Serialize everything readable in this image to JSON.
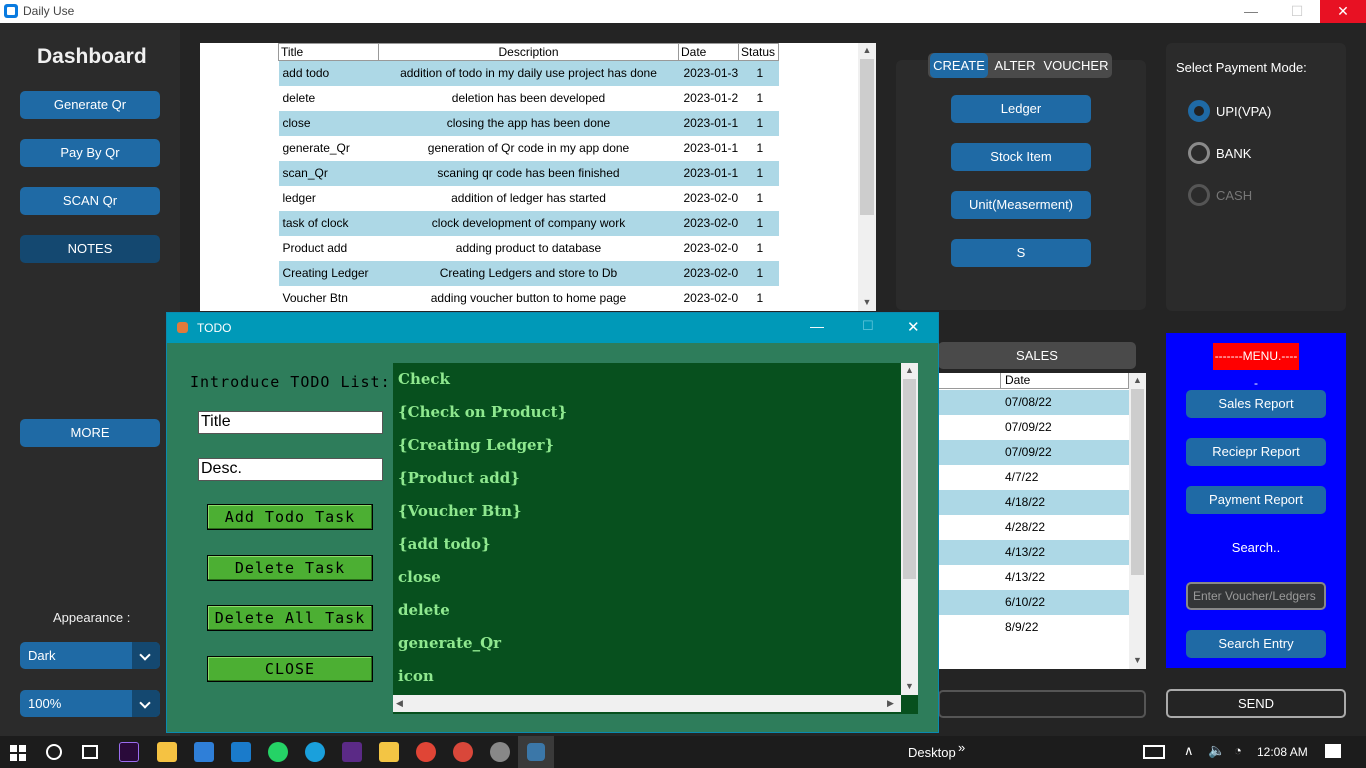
{
  "window": {
    "title": "Daily Use",
    "minimize": "—",
    "maximize": "☐",
    "close": "✕"
  },
  "sidebar": {
    "heading": "Dashboard",
    "buttons": [
      "Generate Qr",
      "Pay By Qr",
      "SCAN Qr",
      "NOTES",
      "MORE"
    ],
    "appearance_label": "Appearance :",
    "appearance_value": "Dark",
    "scaling_value": "100%"
  },
  "todo_table": {
    "columns": [
      "Title",
      "Description",
      "Date",
      "Status"
    ],
    "rows": [
      [
        "add todo",
        "addition of todo in my daily use project has done",
        "2023-01-3",
        "1"
      ],
      [
        "delete",
        "deletion has been developed",
        "2023-01-2",
        "1"
      ],
      [
        "close",
        "closing the app has been done",
        "2023-01-1",
        "1"
      ],
      [
        "generate_Qr",
        "generation of Qr code in my app done",
        "2023-01-1",
        "1"
      ],
      [
        "scan_Qr",
        "scaning qr code has been finished",
        "2023-01-1",
        "1"
      ],
      [
        "ledger",
        "addition of ledger has started",
        "2023-02-0",
        "1"
      ],
      [
        "task of clock",
        "clock development of company work",
        "2023-02-0",
        "1"
      ],
      [
        "Product add",
        "adding product to database",
        "2023-02-0",
        "1"
      ],
      [
        "Creating Ledger",
        "Creating Ledgers and store to Db",
        "2023-02-0",
        "1"
      ],
      [
        "Voucher Btn",
        "adding voucher button to home page",
        "2023-02-0",
        "1"
      ]
    ]
  },
  "create_panel": {
    "tabs": [
      "CREATE",
      "ALTER",
      "VOUCHER"
    ],
    "active_tab": "CREATE",
    "buttons": [
      "Ledger",
      "Stock Item",
      "Unit(Measerment)",
      "S"
    ]
  },
  "payment": {
    "label": "Select Payment Mode:",
    "options": [
      "UPI(VPA)",
      "BANK",
      "CASH"
    ],
    "selected": "UPI(VPA)"
  },
  "sales": {
    "tab": "SALES",
    "date_header": "Date",
    "dates": [
      "07/08/22",
      "07/09/22",
      "07/09/22",
      "4/7/22",
      "4/18/22",
      "4/28/22",
      "4/13/22",
      "4/13/22",
      "6/10/22",
      "8/9/22"
    ]
  },
  "menu": {
    "title": "-------MENU.-----",
    "buttons": [
      "Sales Report",
      "Reciepr Report",
      "Payment Report"
    ],
    "search_label": "Search..",
    "search_placeholder": "Enter Voucher/Ledgers",
    "search_button": "Search Entry",
    "send": "SEND"
  },
  "todo_window": {
    "title": "TODO",
    "intro": "Introduce TODO List:",
    "title_field": "Title",
    "desc_field": "Desc.",
    "buttons": [
      "Add Todo Task",
      "Delete Task",
      "Delete All Task",
      "CLOSE"
    ],
    "items": [
      "Check",
      "{Check on Product}",
      "{Creating Ledger}",
      "{Product add}",
      "{Voucher Btn}",
      "{add todo}",
      "close",
      "delete",
      "generate_Qr",
      "icon"
    ]
  },
  "taskbar": {
    "desktop": "Desktop",
    "time": "12:08 AM",
    "chevron": "»"
  },
  "colors": {
    "accent": "#1f6aa5",
    "menu_bg": "#0000ff",
    "todo_bg": "#2e7d5b",
    "list_bg": "#07501e",
    "row_alt": "#add8e6"
  }
}
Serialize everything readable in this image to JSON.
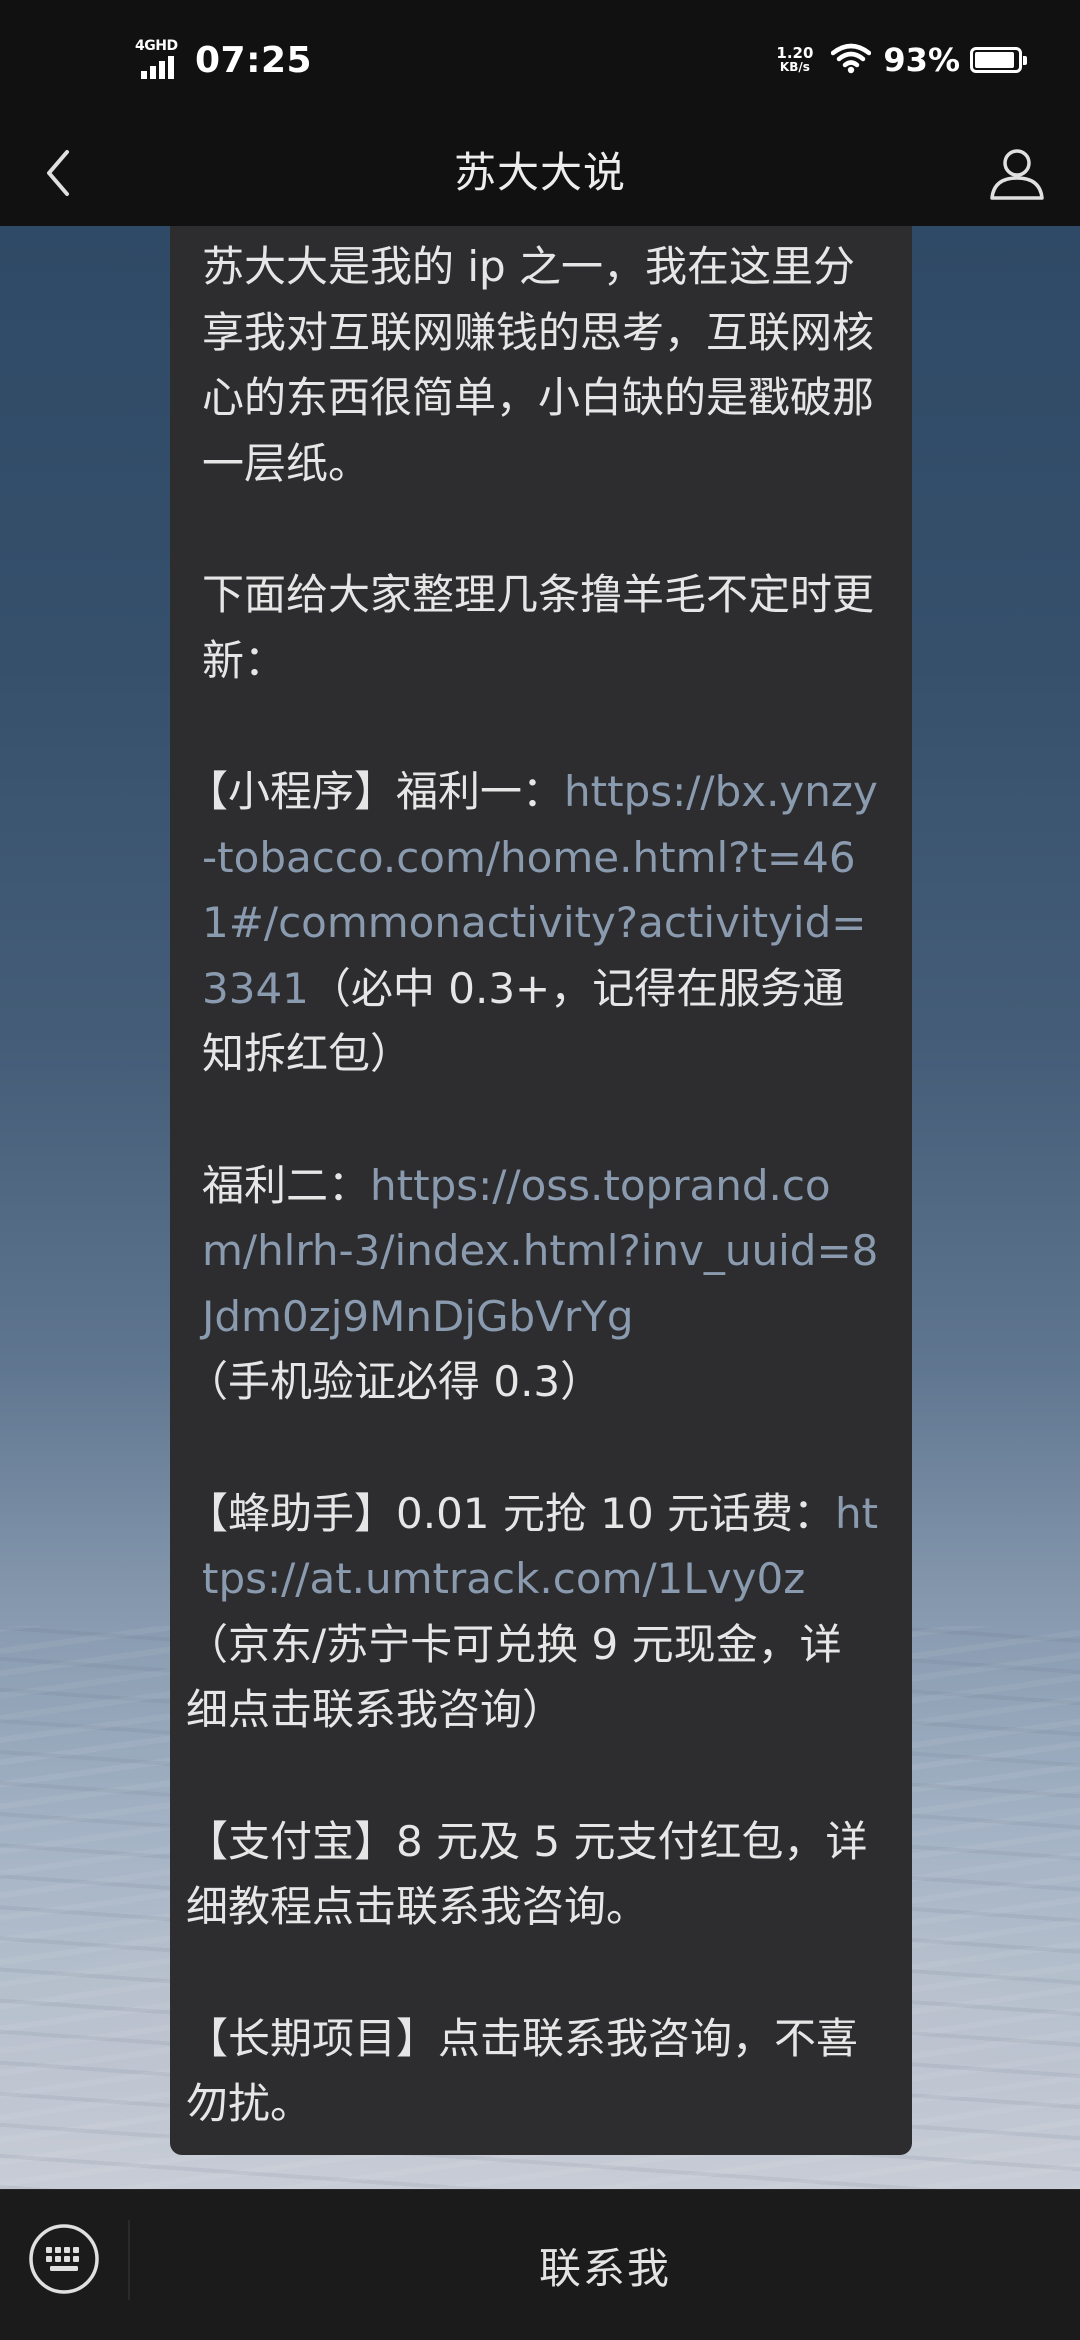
{
  "status_bar": {
    "network_type": "4GHD",
    "time": "07:25",
    "net_speed_value": "1.20",
    "net_speed_unit": "KB/s",
    "battery_percent": "93%",
    "battery_level": 0.93
  },
  "nav": {
    "title": "苏大大说",
    "back_icon": "chevron-left-icon",
    "profile_icon": "person-icon"
  },
  "message": {
    "intro": "苏大大是我的 ip 之一，我在这里分享我对互联网赚钱的思考，互联网核心的东西很简单，小白缺的是戳破那一层纸。",
    "subtitle": "下面给大家整理几条撸羊毛不定时更新：",
    "items": [
      {
        "prefix": "【小程序】福利一：",
        "link": "https://bx.ynzy-tobacco.com/home.html?t=461#/commonactivity?activityid=3341",
        "suffix": "（必中 0.3+，记得在服务通知拆红包）"
      },
      {
        "prefix": "福利二：",
        "link": "https://oss.toprand.com/hlrh-3/index.html?inv_uuid=8Jdm0zj9MnDjGbVrYg",
        "suffix": "（手机验证必得 0.3）"
      },
      {
        "prefix": "【蜂助手】0.01 元抢 10 元话费：",
        "link": "https://at.umtrack.com/1Lvy0z",
        "suffix": "（京东/苏宁卡可兑换 9 元现金，详细点击联系我咨询）"
      }
    ],
    "alipay": "【支付宝】8 元及 5 元支付红包，详细教程点击联系我咨询。",
    "long_term": "【长期项目】点击联系我咨询，不喜勿扰。"
  },
  "bottom_bar": {
    "keyboard_icon": "keyboard-icon",
    "contact_label": "联系我"
  },
  "colors": {
    "link": "#8a9bb0",
    "card": "#2d2d2f",
    "bar": "#111111"
  }
}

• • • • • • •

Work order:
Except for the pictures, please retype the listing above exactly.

Task answer:
Serialize everything readable in this image to JSON.
{
  "window": {
    "title": "Daily Use",
    "minimize": "—",
    "maximize": "☐",
    "close": "✕"
  },
  "sidebar": {
    "heading": "Dashboard",
    "buttons": [
      "Generate Qr",
      "Pay By Qr",
      "SCAN Qr",
      "NOTES",
      "MORE"
    ],
    "appearance_label": "Appearance :",
    "appearance_value": "Dark",
    "scaling_value": "100%"
  },
  "todo_table": {
    "columns": [
      "Title",
      "Description",
      "Date",
      "Status"
    ],
    "rows": [
      [
        "add todo",
        "addition of todo in my daily use project has done",
        "2023-01-3",
        "1"
      ],
      [
        "delete",
        "deletion has been developed",
        "2023-01-2",
        "1"
      ],
      [
        "close",
        "closing the app has been done",
        "2023-01-1",
        "1"
      ],
      [
        "generate_Qr",
        "generation of Qr code in my app done",
        "2023-01-1",
        "1"
      ],
      [
        "scan_Qr",
        "scaning qr code has been finished",
        "2023-01-1",
        "1"
      ],
      [
        "ledger",
        "addition of ledger has started",
        "2023-02-0",
        "1"
      ],
      [
        "task of clock",
        "clock development of company work",
        "2023-02-0",
        "1"
      ],
      [
        "Product add",
        "adding product to database",
        "2023-02-0",
        "1"
      ],
      [
        "Creating Ledger",
        "Creating Ledgers and store to Db",
        "2023-02-0",
        "1"
      ],
      [
        "Voucher Btn",
        "adding voucher button to home page",
        "2023-02-0",
        "1"
      ]
    ]
  },
  "create_panel": {
    "tabs": [
      "CREATE",
      "ALTER",
      "VOUCHER"
    ],
    "active_tab": "CREATE",
    "buttons": [
      "Ledger",
      "Stock Item",
      "Unit(Measerment)",
      "S"
    ]
  },
  "payment": {
    "label": "Select Payment Mode:",
    "options": [
      "UPI(VPA)",
      "BANK",
      "CASH"
    ],
    "selected": "UPI(VPA)"
  },
  "sales": {
    "tab": "SALES",
    "date_header": "Date",
    "dates": [
      "07/08/22",
      "07/09/22",
      "07/09/22",
      "4/7/22",
      "4/18/22",
      "4/28/22",
      "4/13/22",
      "4/13/22",
      "6/10/22",
      "8/9/22"
    ]
  },
  "menu": {
    "title": "-------MENU.-----",
    "buttons": [
      "Sales Report",
      "Reciepr Report",
      "Payment Report"
    ],
    "search_label": "Search..",
    "search_placeholder": "Enter Voucher/Ledgers",
    "search_button": "Search Entry",
    "send": "SEND"
  },
  "todo_window": {
    "title": "TODO",
    "intro": "Introduce TODO List:",
    "title_field": "Title",
    "desc_field": "Desc.",
    "buttons": [
      "Add Todo Task",
      "Delete Task",
      "Delete All Task",
      "CLOSE"
    ],
    "items": [
      "Check",
      "{Check on Product}",
      "{Creating Ledger}",
      "{Product add}",
      "{Voucher Btn}",
      "{add todo}",
      "close",
      "delete",
      "generate_Qr",
      "icon"
    ]
  },
  "taskbar": {
    "desktop": "Desktop",
    "time": "12:08 AM",
    "chevron": "»"
  },
  "colors": {
    "accent": "#1f6aa5",
    "menu_bg": "#0000ff",
    "todo_bg": "#2e7d5b",
    "list_bg": "#07501e",
    "row_alt": "#add8e6"
  }
}
Serialize everything readable in this image to JSON.
{
  "status_bar": {
    "network_type": "4GHD",
    "time": "07:25",
    "net_speed_value": "1.20",
    "net_speed_unit": "KB/s",
    "battery_percent": "93%",
    "battery_level": 0.93
  },
  "nav": {
    "title": "苏大大说",
    "back_icon": "chevron-left-icon",
    "profile_icon": "person-icon"
  },
  "message": {
    "intro": "苏大大是我的 ip 之一，我在这里分享我对互联网赚钱的思考，互联网核心的东西很简单，小白缺的是戳破那一层纸。",
    "subtitle": "下面给大家整理几条撸羊毛不定时更新：",
    "items": [
      {
        "prefix": "【小程序】福利一：",
        "link": "https://bx.ynzy-tobacco.com/home.html?t=461#/commonactivity?activityid=3341",
        "suffix": "（必中 0.3+，记得在服务通知拆红包）"
      },
      {
        "prefix": "福利二：",
        "link": "https://oss.toprand.com/hlrh-3/index.html?inv_uuid=8Jdm0zj9MnDjGbVrYg",
        "suffix": "（手机验证必得 0.3）"
      },
      {
        "prefix": "【蜂助手】0.01 元抢 10 元话费：",
        "link": "https://at.umtrack.com/1Lvy0z",
        "suffix": "（京东/苏宁卡可兑换 9 元现金，详细点击联系我咨询）"
      }
    ],
    "alipay": "【支付宝】8 元及 5 元支付红包，详细教程点击联系我咨询。",
    "long_term": "【长期项目】点击联系我咨询，不喜勿扰。"
  },
  "bottom_bar": {
    "keyboard_icon": "keyboard-icon",
    "contact_label": "联系我"
  },
  "colors": {
    "link": "#8a9bb0",
    "card": "#2d2d2f",
    "bar": "#111111"
  }
}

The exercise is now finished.